During winter and spring, when frost is a common occurrence, it is important to keep an eye on the weather conditions and avoid watering plants when freezing temperatures are forecast. Signs of frost damage include wilting leaves, discolored foliage, and plant growth slowing or stopping entirely.
To avoid the mess and potential damage caused by freezing temperatures, some gardeners have adopted a “no watering after freeze” policy. This means that once the first freeze of the season has occurred, all watering is stopped until the next growing season. While this approach may be more conservative, it can help prevent plant damage and ensure healthier plants in the long run.
In general, it is best to water plants in the morning so that the leaves have time to dry before nightfall, reducing the risk of fungal diseases. During colder months, it is important to adjust watering practices accordingly to avoid water freezing on the leaves and potentially damaging the plant.

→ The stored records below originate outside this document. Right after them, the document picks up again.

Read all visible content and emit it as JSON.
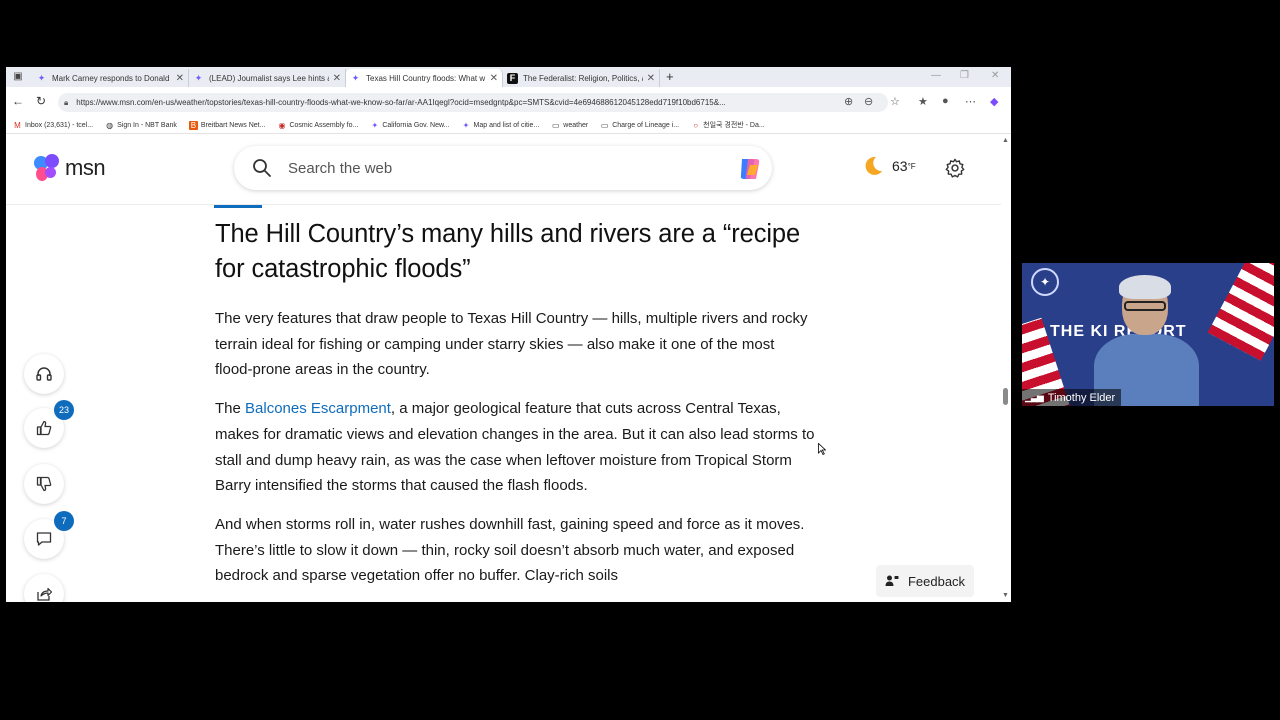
{
  "browser": {
    "tabs": [
      {
        "title": "Mark Carney responds to Donald",
        "favicon": "msn"
      },
      {
        "title": "(LEAD) Journalist says Lee hints at",
        "favicon": "msn"
      },
      {
        "title": "Texas Hill Country floods: What w",
        "favicon": "msn",
        "active": true
      },
      {
        "title": "The Federalist: Religion, Politics, a",
        "favicon": "federalist"
      }
    ],
    "url": "https://www.msn.com/en-us/weather/topstories/texas-hill-country-floods-what-we-know-so-far/ar-AA1Iqegl?ocid=msedgntp&pc=SMTS&cvid=4e694688612045128edd719f10bd6715&...",
    "bookmarks": [
      {
        "label": "Inbox (23,631) - tcel...",
        "icon": "gmail-icon"
      },
      {
        "label": "Sign In - NBT Bank",
        "icon": "globe-icon"
      },
      {
        "label": "Breitbart News Net...",
        "icon": "breitbart-icon"
      },
      {
        "label": "Cosmic Assembly fo...",
        "icon": "cosmic-icon"
      },
      {
        "label": "California Gov. New...",
        "icon": "msn-icon"
      },
      {
        "label": "Map and list of citie...",
        "icon": "msn-icon"
      },
      {
        "label": "weather",
        "icon": "folder-icon"
      },
      {
        "label": "Charge of Lineage i...",
        "icon": "folder-icon"
      },
      {
        "label": "천일국 경전반 - Da...",
        "icon": "circle-icon"
      }
    ]
  },
  "header": {
    "logo_text": "msn",
    "search_placeholder": "Search the web",
    "temperature": "63",
    "temp_unit": "°F"
  },
  "rail": {
    "like_count": "23",
    "comment_count": "7"
  },
  "article": {
    "heading": "The Hill Country’s many hills and rivers are a “recipe for catastrophic floods”",
    "p1": "The very features that draw people to Texas Hill Country — hills, multiple rivers and rocky terrain ideal for fishing or camping under starry skies — also make it one of the most flood-prone areas in the country.",
    "p2_prefix": "The ",
    "p2_link": "Balcones Escarpment",
    "p2_rest": ", a major geological feature that cuts across Central Texas, makes for dramatic views and elevation changes in the area. But it can also lead storms to stall and dump heavy rain, as was the case when leftover moisture from Tropical Storm Barry intensified the storms that caused the flash floods.",
    "p3": "And when storms roll in, water rushes downhill fast, gaining speed and force as it moves. There’s little to slow it down — thin, rocky soil doesn’t absorb much water, and exposed bedrock and sparse vegetation offer no buffer. Clay-rich soils"
  },
  "feedback_label": "Feedback",
  "webcam": {
    "banner": "THE KI     REPORT",
    "participant_name": "Timothy Elder"
  },
  "colors": {
    "accent": "#0f6cbd",
    "badge": "#0f6cbd"
  }
}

In conclusion, when considering whether to water plants during cold weather, it is crucial to take into account the ground temperature and the potential for frost. Following these tips and guidelines from experts will help keep your plants healthy and protected from frost damage.
Does spraying plants with water help after a frost
Frosts can be devastating to plants, especially those that are not adapted to cold temperatures. When a frost occurs, it can cause the water inside the plant cells to freeze, leading to damage and even death of the plant. But does spraying plants with water help after a frost?
Submitting plants to water after a frost is not recommended by gardening experts. While it may seem logical to apply water to the frozen plants to help them thaw, it can actually worsen the damage caused by the frost.
According to Turner Chiana, an editor at a renowned gardening magazine, watering plants after a frost can cause the frozen plant tissues to rupture further. The freezing and thawing cycle, combined with the added weight of the water, can lead to more severe damage and can even kill the plant.
It is important to note that watering plants after a frost is different from preventative measures such as keeping the ground moist before a freeze. Watering the soil before a freeze helps insulate the plant roots and can prevent them from freezing.
What to do with frost-damaged plants
If your plants have been damaged by frost, it is best to wait until after all signs of frost have passed before taking any action. Pruning damaged leaves or stems should only be done once you are sure that the danger of further frost has passed.
Some experts recommend avoiding pruning until spring, as the damaged plant may still have some live tissue that can recover and promote new growth in the coming season. However, if the plant is severely damaged and there are no signs of recovery, pruning can be considered.
In addition to pruning, it is also important to consider the overall condition of the plant. Watering and providing proper care once the frost danger has passed can help the plant recover and promote new growth.
While it may seem tempting to spray plants with water after a frost, experts advise against it. Watering frost-damaged plants can lead to further damage and even death. It is best to wait until after all signs of frost have passed before taking any action and providing proper care to help the plant recover.
Keep these tips in mind to protect your plants during winter frosts and ensure a healthy garden come spring!